Problem description
Your response should contain each line of the data that includes "base".

== Segment start ==

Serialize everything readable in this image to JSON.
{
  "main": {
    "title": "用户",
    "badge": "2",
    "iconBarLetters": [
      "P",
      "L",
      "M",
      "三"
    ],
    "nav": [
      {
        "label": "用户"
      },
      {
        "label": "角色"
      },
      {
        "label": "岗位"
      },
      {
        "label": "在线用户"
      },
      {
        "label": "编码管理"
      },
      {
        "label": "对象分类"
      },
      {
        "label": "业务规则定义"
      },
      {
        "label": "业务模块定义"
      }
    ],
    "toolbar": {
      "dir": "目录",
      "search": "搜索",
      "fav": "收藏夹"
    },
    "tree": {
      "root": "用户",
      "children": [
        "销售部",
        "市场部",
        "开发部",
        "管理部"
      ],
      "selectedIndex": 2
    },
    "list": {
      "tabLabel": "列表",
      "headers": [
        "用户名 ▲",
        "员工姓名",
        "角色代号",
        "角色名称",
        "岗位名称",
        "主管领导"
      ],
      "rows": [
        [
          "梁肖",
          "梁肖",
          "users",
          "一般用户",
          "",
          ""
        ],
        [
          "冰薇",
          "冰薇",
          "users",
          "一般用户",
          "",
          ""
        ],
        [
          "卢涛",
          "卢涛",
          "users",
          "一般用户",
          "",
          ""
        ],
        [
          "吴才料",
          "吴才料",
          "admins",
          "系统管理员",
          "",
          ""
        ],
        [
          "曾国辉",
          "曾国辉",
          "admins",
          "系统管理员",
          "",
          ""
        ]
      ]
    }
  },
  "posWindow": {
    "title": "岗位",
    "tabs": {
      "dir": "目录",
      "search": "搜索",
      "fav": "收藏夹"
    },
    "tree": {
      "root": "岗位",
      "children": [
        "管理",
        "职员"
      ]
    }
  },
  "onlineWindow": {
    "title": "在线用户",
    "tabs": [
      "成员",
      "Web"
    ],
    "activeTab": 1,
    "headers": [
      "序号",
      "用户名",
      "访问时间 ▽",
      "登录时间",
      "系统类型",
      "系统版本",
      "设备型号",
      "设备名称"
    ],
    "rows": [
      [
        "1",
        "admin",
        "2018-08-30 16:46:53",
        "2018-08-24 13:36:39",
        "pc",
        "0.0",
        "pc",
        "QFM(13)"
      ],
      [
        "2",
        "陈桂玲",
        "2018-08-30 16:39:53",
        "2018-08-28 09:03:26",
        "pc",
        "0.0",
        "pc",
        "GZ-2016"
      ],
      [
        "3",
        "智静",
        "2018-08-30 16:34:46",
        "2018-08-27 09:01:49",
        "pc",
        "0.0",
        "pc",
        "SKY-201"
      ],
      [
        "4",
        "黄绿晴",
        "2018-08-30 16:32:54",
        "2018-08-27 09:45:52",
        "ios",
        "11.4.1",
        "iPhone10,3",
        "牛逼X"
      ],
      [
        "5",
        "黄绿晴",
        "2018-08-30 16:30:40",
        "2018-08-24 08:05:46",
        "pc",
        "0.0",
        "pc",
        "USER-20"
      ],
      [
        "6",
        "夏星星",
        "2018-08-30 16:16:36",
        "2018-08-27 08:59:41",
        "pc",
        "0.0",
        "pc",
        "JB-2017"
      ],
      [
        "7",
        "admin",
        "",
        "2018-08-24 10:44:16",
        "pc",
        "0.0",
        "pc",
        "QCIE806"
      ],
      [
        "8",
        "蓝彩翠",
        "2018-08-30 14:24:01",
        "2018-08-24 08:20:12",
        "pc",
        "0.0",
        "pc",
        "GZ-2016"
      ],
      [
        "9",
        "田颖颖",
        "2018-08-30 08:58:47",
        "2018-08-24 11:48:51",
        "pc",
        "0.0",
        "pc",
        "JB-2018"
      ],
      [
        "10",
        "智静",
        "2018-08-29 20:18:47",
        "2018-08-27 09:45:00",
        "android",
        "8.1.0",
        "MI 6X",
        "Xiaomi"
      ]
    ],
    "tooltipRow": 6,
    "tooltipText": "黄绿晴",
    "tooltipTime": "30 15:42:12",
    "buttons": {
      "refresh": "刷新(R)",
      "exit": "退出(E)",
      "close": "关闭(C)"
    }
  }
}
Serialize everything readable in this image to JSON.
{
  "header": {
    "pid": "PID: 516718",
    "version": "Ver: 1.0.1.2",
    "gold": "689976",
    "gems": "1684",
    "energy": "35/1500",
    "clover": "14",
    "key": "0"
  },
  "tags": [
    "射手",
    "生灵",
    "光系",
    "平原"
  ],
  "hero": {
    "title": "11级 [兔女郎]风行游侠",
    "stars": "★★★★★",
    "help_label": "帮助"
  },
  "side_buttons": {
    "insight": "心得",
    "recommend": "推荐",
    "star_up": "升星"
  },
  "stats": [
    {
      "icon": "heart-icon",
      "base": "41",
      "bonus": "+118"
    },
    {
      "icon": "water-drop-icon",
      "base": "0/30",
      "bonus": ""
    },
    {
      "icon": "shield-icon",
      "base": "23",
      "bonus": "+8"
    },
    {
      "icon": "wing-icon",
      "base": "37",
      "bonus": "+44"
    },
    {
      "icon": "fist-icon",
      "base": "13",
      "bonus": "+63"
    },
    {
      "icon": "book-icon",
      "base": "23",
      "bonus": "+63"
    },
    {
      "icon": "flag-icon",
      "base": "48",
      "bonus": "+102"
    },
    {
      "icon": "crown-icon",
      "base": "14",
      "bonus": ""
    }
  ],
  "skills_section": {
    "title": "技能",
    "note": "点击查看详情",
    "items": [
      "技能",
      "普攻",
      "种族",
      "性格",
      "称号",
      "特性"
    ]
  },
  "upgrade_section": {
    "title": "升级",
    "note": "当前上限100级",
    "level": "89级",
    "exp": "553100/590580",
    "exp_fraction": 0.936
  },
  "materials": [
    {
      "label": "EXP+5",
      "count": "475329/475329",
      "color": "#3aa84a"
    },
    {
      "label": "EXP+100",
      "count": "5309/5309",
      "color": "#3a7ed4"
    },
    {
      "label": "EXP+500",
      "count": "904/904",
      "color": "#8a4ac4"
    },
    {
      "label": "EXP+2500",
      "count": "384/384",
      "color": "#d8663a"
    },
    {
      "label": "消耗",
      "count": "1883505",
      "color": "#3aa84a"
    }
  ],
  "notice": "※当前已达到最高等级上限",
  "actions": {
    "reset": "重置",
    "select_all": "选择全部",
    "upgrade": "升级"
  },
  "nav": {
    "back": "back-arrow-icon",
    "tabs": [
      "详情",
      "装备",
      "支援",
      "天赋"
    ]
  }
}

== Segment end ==

Solution to this exercise
      "base": "41",
      "base": "0/30",
      "base": "23",
      "base": "37",
      "base": "13",
      "base": "23",
      "base": "48",
      "base": "14",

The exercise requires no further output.